    Newly bought houseplants or those brought in from outside often lose their leaves. In order to understand why this occurs, we need to look at how these plants are grown and what the plant needs to do to adapt to its new environment. Houseplants are normally produced either under shade outdoors in southern states or in greenhouses. Also, many homeowners move their houseplants outside during the summer. Regardless, the plants receive much more sunlight than they do in an indoor environment. Research done in Florida in the late 1970s revealed that tropical plants grown under high light conditions produce "sun leaves" while those grown under low light conditions have "shade leaves." These leaf types differ structurally in that sun leaves have less chlorophyll (the substance that plants use to convert sunlight to energy) and the chlorophyll that is present is located deeper inside the leaf. Sun leaves also tend to be thick, small and numerous while shade leaves are more thin, larger, and fewer in number. When plants are moved from one light condition to another they need time to adjust. This process is known as acclimatization. If they are forced to acclimatize too quickly, they will drop their sun leaves and produce a new set of shade leaves. If the acclimatization process is slower and less drastic, the plant can convert their sun leaves to the shade leaves that do better under low light. If going from shade to sun, this process is reversed. 
    Some houseplants are acclimatized before they are sold but many are not. So how do we help our new houseplants or those moved inside acclimatize to their new home environment? Houseplants should start out in an area of the home that receives plenty of light and then gradually moved to their permanent, darker location. This process should take 4 to 8 weeks depending on the degree of difference in light levels between the initial and final location of the plant. Remember, plants need to be acclimatized whether they are moved from a sunny location to one that receives less light or from shade to sun. Understanding plant processes allows us to anticipate potential problems.
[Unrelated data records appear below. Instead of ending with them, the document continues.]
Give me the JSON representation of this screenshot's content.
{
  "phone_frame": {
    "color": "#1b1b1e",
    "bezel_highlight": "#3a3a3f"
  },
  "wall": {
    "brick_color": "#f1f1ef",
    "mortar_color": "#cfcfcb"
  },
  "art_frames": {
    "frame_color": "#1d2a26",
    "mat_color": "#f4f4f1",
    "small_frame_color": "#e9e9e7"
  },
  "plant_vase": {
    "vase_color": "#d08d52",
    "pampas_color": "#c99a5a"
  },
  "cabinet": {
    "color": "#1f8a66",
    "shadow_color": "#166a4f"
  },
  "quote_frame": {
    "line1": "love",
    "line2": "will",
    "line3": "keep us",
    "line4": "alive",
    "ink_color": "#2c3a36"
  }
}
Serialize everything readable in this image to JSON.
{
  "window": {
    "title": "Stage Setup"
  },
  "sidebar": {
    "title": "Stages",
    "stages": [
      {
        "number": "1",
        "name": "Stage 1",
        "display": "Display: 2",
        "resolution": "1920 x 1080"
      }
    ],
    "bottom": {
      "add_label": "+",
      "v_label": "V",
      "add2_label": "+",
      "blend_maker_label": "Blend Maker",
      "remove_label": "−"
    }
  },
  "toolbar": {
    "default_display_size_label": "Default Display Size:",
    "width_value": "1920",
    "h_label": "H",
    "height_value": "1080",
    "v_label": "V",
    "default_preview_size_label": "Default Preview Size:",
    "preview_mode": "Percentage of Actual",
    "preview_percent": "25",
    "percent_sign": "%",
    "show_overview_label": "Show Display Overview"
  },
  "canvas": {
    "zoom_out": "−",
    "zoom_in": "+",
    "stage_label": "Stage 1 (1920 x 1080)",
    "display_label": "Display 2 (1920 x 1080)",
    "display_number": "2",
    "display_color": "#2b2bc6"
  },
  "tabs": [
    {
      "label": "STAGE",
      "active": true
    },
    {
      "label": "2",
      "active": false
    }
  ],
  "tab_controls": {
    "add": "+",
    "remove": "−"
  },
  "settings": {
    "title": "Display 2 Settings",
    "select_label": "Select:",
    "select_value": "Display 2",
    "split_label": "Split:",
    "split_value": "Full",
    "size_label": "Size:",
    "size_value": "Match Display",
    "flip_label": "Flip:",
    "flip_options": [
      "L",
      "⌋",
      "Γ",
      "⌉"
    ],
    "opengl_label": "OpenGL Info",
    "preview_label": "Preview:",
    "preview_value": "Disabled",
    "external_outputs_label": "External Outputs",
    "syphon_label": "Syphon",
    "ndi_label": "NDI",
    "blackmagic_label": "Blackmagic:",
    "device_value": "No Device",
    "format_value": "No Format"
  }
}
Acclimatization gives our houseplants a greater  chance of retaining leaves and avoiding the stress of completely replacing them. (Ward Upham)


15 Slow-Growing Seeds Smart Gardeners Start In March 

Some seeds must be started indoors in most parts of the country — otherwise their fruit may not come to maturity before fall frosts:

1. Basil

2. Broccoli

3. Cauliflower

4. Celery

5. Eggplant

6. Kohlrabi

7. Mint

8. Oregano

9. Peppers

10. Tomatoes

11. Cabbage

12. Cucumbers

13. Melons

14. Parsley

15. Squash (summer and winter, including zucchini)


more such survival gardening from Off the Grid News